── The data ──
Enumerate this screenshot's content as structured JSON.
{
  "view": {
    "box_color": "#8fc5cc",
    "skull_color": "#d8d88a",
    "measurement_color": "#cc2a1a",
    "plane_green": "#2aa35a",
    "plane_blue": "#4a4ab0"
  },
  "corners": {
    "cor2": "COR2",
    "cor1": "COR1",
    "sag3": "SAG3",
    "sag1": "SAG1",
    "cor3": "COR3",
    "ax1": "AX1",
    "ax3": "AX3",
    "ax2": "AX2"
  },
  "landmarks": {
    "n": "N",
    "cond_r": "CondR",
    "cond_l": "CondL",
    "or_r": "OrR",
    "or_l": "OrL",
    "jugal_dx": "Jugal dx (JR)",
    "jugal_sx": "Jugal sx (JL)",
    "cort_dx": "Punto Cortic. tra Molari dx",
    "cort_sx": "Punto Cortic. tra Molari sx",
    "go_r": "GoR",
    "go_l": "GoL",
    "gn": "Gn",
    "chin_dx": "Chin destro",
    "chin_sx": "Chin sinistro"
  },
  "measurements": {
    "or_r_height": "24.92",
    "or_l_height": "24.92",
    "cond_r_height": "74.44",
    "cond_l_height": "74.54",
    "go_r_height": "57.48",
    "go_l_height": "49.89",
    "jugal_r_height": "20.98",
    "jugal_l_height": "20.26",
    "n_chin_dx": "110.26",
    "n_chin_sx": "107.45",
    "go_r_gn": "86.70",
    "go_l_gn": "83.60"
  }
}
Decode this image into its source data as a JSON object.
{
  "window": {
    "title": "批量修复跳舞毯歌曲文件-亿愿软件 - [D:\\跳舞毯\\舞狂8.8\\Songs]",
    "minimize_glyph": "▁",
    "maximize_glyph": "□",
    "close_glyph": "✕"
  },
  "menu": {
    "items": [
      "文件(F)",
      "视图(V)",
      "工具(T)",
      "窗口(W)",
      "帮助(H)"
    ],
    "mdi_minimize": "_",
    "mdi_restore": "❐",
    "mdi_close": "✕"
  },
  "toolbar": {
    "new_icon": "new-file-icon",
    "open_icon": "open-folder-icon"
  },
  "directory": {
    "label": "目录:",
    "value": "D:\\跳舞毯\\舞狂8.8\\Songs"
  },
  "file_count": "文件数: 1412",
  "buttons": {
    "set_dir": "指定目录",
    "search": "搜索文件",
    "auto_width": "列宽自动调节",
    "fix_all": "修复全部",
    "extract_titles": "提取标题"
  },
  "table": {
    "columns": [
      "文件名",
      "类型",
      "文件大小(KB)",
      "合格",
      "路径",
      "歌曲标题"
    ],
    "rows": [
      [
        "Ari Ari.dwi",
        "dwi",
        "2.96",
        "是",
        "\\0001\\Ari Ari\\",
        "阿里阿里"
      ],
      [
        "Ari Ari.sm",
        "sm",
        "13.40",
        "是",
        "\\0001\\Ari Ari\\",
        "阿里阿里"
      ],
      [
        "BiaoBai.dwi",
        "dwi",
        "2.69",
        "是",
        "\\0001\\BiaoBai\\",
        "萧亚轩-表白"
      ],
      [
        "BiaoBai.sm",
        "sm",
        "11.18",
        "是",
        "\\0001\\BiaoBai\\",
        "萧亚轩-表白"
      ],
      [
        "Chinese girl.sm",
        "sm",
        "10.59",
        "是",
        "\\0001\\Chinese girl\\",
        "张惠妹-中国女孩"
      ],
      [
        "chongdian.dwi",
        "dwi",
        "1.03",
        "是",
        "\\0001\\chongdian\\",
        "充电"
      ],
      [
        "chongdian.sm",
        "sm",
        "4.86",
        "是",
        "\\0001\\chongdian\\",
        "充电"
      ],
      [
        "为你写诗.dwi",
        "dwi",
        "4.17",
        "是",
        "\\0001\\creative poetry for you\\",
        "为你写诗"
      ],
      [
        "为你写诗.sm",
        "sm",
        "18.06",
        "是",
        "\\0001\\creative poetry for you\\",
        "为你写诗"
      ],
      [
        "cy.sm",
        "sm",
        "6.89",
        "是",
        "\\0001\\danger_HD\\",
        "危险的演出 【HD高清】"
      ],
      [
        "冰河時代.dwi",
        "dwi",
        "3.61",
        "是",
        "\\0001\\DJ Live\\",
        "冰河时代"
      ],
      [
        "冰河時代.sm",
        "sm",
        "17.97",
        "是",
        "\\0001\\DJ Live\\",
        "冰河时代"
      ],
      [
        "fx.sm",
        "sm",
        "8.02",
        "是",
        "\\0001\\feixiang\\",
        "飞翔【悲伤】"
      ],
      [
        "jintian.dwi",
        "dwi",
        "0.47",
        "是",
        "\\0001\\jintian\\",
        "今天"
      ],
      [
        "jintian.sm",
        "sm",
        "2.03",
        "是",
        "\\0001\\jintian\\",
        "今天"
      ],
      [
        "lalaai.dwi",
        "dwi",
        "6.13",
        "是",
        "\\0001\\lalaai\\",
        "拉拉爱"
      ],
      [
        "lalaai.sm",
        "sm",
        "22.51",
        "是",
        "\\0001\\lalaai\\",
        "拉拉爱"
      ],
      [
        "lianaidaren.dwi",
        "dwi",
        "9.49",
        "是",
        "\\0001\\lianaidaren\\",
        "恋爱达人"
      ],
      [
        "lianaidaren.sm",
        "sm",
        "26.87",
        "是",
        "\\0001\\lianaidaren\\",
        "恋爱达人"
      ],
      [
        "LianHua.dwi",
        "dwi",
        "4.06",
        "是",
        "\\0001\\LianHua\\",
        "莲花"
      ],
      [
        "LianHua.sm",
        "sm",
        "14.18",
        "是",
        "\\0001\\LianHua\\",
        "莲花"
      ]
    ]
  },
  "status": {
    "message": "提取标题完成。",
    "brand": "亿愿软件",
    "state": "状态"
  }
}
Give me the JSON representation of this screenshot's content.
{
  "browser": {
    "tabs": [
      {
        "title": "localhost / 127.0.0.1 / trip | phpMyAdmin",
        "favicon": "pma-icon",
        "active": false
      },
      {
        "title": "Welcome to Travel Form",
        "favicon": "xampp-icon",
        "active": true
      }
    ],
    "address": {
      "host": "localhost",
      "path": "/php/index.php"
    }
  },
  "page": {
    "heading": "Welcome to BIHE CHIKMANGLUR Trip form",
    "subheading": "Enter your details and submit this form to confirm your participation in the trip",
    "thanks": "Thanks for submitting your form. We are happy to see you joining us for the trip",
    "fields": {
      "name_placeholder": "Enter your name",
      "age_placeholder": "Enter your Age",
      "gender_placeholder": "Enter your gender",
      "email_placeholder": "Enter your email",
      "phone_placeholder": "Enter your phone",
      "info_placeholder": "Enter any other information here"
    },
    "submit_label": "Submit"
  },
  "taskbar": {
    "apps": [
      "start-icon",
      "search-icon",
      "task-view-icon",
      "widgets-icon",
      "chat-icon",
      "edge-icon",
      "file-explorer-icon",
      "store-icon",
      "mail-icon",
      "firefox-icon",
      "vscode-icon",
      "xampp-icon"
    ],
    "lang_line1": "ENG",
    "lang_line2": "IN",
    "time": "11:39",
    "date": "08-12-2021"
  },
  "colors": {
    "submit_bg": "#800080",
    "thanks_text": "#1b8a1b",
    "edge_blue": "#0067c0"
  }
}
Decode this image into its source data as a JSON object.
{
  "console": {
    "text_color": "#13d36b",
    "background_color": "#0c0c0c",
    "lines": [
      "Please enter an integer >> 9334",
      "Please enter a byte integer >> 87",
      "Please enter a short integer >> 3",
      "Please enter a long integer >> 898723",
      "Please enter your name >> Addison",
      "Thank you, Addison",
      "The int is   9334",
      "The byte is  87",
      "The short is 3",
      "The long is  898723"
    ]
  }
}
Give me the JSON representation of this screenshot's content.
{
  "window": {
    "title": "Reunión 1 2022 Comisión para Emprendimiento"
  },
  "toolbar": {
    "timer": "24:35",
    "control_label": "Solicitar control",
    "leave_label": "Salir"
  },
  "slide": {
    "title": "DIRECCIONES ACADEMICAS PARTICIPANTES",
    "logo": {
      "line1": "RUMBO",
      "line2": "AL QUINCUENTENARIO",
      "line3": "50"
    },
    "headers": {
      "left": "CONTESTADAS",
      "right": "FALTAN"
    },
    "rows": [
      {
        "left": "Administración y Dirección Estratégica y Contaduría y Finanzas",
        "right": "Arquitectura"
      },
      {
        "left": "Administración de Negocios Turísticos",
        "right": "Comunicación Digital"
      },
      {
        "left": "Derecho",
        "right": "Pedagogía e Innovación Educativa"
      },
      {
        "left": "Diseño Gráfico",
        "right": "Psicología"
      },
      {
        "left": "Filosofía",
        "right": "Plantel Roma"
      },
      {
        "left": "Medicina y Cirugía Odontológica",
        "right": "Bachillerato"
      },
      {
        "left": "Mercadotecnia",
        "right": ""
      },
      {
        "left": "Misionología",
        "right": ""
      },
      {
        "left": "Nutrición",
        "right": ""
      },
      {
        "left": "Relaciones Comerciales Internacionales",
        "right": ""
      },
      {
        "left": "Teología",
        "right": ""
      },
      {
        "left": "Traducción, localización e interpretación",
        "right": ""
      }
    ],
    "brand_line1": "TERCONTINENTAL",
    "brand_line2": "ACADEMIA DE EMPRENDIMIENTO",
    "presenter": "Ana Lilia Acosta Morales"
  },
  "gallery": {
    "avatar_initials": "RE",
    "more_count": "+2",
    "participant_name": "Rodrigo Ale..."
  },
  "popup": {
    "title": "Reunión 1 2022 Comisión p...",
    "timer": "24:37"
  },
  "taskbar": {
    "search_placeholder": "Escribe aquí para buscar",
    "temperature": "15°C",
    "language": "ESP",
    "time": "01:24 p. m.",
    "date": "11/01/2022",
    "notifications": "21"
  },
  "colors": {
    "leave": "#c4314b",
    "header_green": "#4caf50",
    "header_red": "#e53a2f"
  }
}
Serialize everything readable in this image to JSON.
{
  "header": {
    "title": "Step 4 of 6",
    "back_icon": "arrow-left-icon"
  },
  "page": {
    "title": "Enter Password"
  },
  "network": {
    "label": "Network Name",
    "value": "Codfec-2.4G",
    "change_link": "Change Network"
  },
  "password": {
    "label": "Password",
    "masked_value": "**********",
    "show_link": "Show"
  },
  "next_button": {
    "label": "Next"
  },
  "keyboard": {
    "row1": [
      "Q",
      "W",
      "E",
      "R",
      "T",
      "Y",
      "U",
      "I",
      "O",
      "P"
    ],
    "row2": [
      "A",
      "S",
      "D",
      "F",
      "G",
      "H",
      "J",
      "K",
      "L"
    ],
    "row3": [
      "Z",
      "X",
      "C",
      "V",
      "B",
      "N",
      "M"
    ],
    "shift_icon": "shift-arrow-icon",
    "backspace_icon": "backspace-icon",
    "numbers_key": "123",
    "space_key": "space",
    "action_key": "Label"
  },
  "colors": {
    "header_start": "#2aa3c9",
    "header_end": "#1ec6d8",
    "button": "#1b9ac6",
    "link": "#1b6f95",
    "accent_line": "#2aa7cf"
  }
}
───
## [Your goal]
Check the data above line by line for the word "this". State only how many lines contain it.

## [Output below]
7